Be Kind to Yourself
By Sarah Schwartz // February 2, 2016
In Chapter 9, Composting Failure, Brené talks about regret in the context of failures of courage, “whether it is the courage to be kinder, to show up, to say how we feel, to set boundaries, to be good to ourselves.” I have experienced failures in these areas, and while I have evidence for how I am improving, when I do fail, it’s always to allow perfectionism to take hold and drive my actions. Brené’s work on perfectionism was written for me, and I am sure many others are drawn to her work for that reason.
When I experience failures of courage, it’s often when I have failed to be kinder to myself. Because I pride myself that I am very strong, have a lot of grit, and can withstand a lot of work and demands, I don’t make room for compassion and kindness for self when it’s too much. The irony is that I have convinced myself that I have this compassion for others, but through reading Brené’s work, I now know that if I am judging myself, I am also judging others for the same things.
I also experience failures of courage related to boundaries.
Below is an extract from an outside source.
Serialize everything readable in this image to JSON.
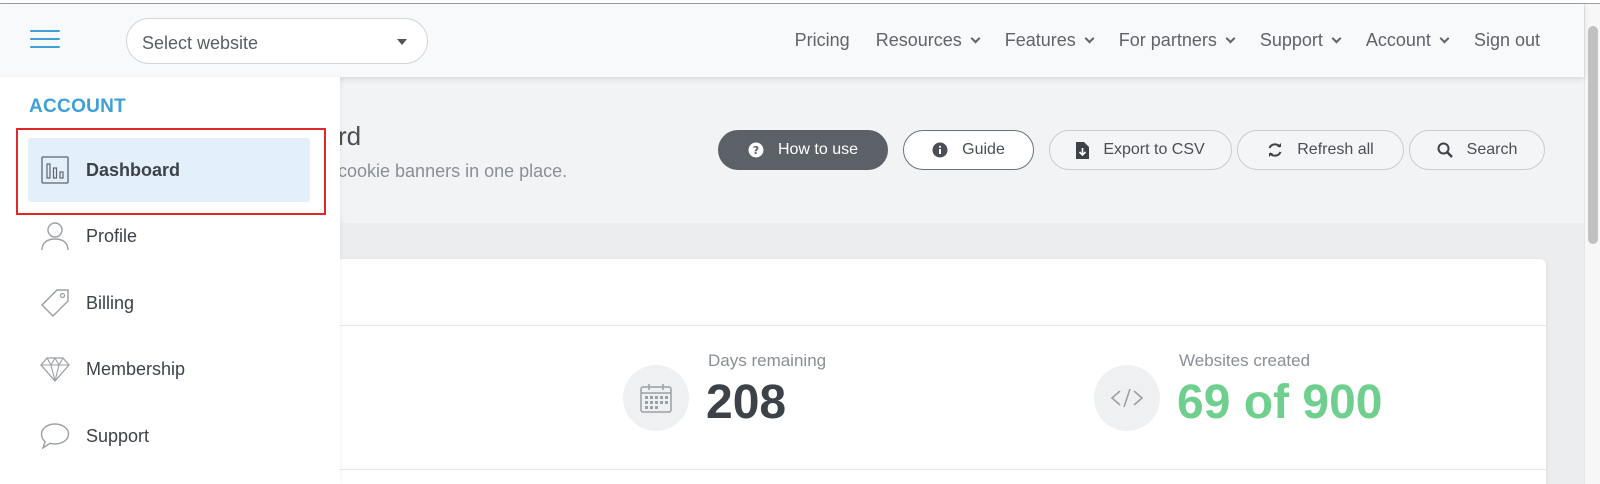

Again, an area of improvement for me in the last 7 years, but I still allow my desire for perfectionism, and to be all things to all people to creep in, and soon my boundaries are gone. My customer needs something, “I’ll work later.” My peer needs something, “I’ll train them.” It’s someone’s birthday, “I’ll pick up the cake.” Someone needs a sub, “I’ll rearrange my schedule to be there.” There are a lot of times when I do set boundaries, and I focus my attention on those times at the expense of ignoring the many times that I don’t.
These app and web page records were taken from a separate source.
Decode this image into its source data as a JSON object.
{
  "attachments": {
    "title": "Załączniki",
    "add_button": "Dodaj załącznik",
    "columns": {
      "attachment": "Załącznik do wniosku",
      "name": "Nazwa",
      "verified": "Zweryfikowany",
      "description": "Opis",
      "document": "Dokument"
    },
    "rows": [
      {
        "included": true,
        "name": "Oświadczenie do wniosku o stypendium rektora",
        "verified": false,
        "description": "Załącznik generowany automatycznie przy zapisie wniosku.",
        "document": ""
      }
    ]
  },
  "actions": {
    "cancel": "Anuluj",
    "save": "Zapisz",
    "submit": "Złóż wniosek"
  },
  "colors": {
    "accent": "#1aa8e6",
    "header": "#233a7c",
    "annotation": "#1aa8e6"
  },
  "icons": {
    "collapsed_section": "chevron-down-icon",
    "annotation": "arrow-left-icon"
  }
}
In Chapter 10, You Got To Dance with Them That Brung You, Brené’s story about Pamela and her reckoning with shame about not being smart enough, and about being found out as an imposter who’d been exposed spoke to me. When I moved to Utah, I decided to go to grad school and get a master’s degree in Information Systems. It opened doors for me, and ultimately led to my great job, with my fabulous company. But I’ve always felt like an imposter. I think people assume a certain level of knowledge and know-how from a technical perspective of someone with that degree. Honestly I have none of that. My friend Andrew who sits next to me is my personal IT support, really for the most basic things. I learned Data Conversion (my current role) based on the kindness and grace of my wonderful co-workers. But anytime I was asked a question I didn’t know, or put in a situation where I felt exposed in front of my fellow co-workers on project teams or in front of customers, the shame was real, palpable. All I could hear was “Doesn’t she have a master’s degree? Doesn’t she know how to do this?” Over time, more is learned and situations are handled more easily, but the shame of being exposed and being found out are real. This is an area of vulnerability work for me. And I am learning to combine my new knowledge at work with my other strong skills that are innate to me, that are also useful and valuable. And this brings me full circle – Do I have the courage to be kind to myself through all of this?!